I went up the stairs which has the temple and monastery. The temple has three deities mainly – Avalokitesvara, Kalachakra and Green Tara, each more resplendent than the other. The Kalachakra especially stood out. It had a certain ferociousness to it. But what really got me curious were the offerings kept in front of each deity. Are you ready? There were packs of Ferrero Rocher, Dabur Honey, MacVities Digestive biscuit, Leh Berry juice, to name a few. How bizarre is that! I tried asking the two monks who were there, but they didn’t seem to know much English, so I couldn’t get anything more than “puja” out of them (at least I think that’s what they were saying). After the temple, I walked around to the monastery. En route, there are prayer wheels set around a four-walled structure such that you have to do a circumambulation. The prayer wheels are massive, but oh what joy it is to turn them…
The Namgyal gompa had a prayer ritual going on when I got there. I sat there for a while, listening to the hypnotic rhythmic chanting of monks (and rolling my eyes at all those idiots who come in, take half a look at the monks, click a selfie and walk out. Still rolling my eyes. Geez). After that, I went down and sat in the courtyard, watching the groups of tourists walk in and out, monks and nuns go about their business, ancient Tibetan ladies praying, and some kids playing. How often do we do that, just sit and observe what is happening around us?
I walked back towards Temple Road and stopped at a small café for some ginger lemon honey tea. This was one of the best moments of the day. The café was empty, except for the people who run it. It was so quiet and peaceful – just me, my tea, and a book on my tab. I sat there and read for a while, occasionally looking out to the busy road outside. It was the most at peace I have felt in a long time. The past few months have been a roller coaster; what I needed was some alone time in a café far way in Himachal Pradesh.

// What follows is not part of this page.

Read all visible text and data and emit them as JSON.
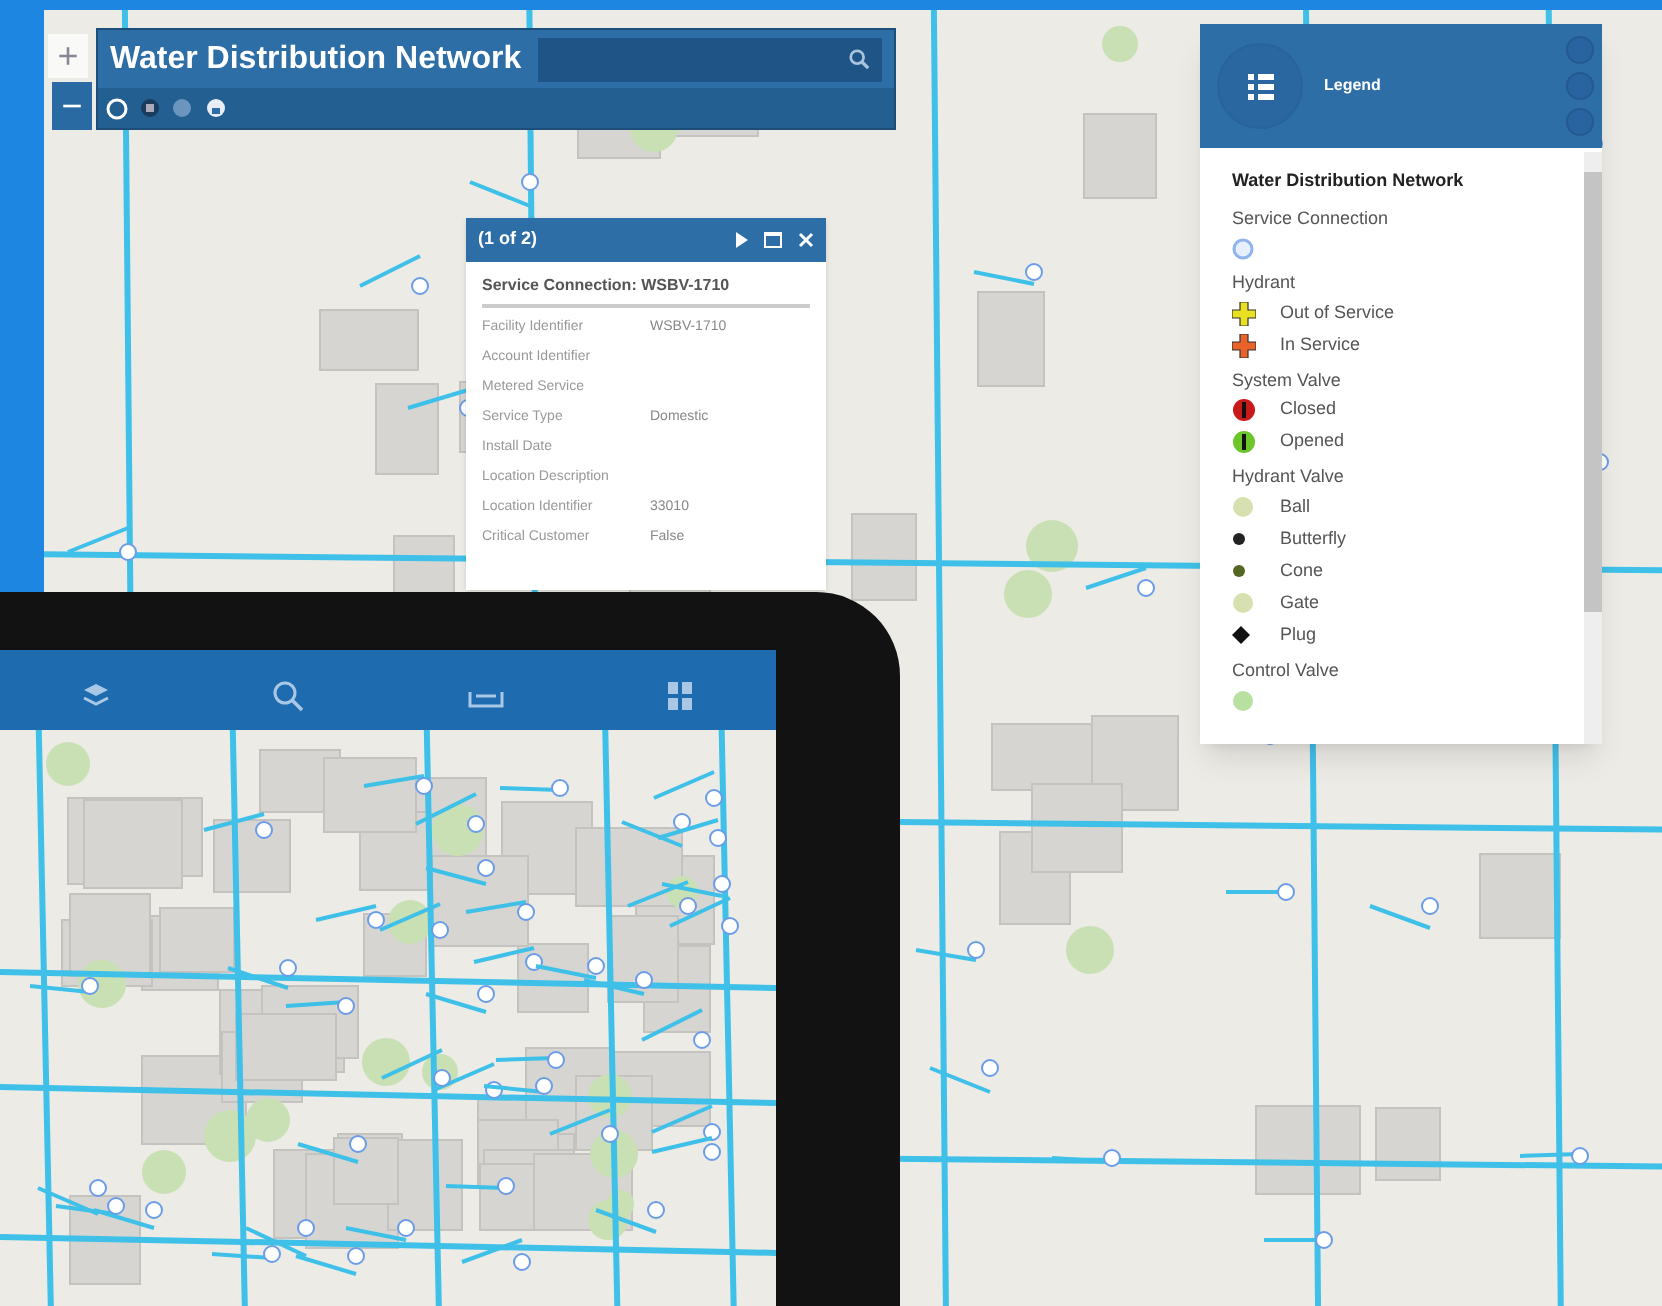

On the way back, I stopped at a small bakery, Tibetan Quality Bakery, that sold confectionary items. I bought a slice of banana cake, a coffee, and sat on the steps to have it while street-watching. Have I ever told you that people-watching is one of my favourite pastimes? You see so many mannerisms, shapes, sizes… it’s fascinating.
The fancy artwork at Tibetan Quality Bakery
Back to the B&B, and thankfully, the power was back. Rested for a short while, and around 8:30, went for dinner to a café next to my place (Lotus cafe, I think). Hot soup and yummy momos – sigh! I usually don’t like to eat alone. I can travel alone, live alone, sleep alone, but I can’t eat alone. But today, I ate all my meals alone, and I was quite ok. I was either reading or watching people. There was no one to ask me what I am doing with my life, where I am heading, what my “plan” is (how I dread that word!). Just non-intrusive people who will let you have your meal in peace. I do miss Millie, though. Her chatter and her “Shall we read a book?” “Shall we play a puzzle?”.
So that was my quiet, unhurried day. I did everything at my own pace, as and when I wished to. No “plan” to stick to, no list of “must-visit places” that had to be covered during the day, no hurrying through everything because we have so many other places to get to. This is my kind of travelling (and living too, come to think of it).
You’re already regretting telling me that you want to know every single detail, aren’t you? I wouldn’t blame you. I’ve written more than 1300 words!
(Maeri by Euphoria as I sign off)
Psst! Did you like reading this? I’m sceptical whether to post the rest of the emails or not. After all, who wants to read boring, long emails in these days of 140 characters.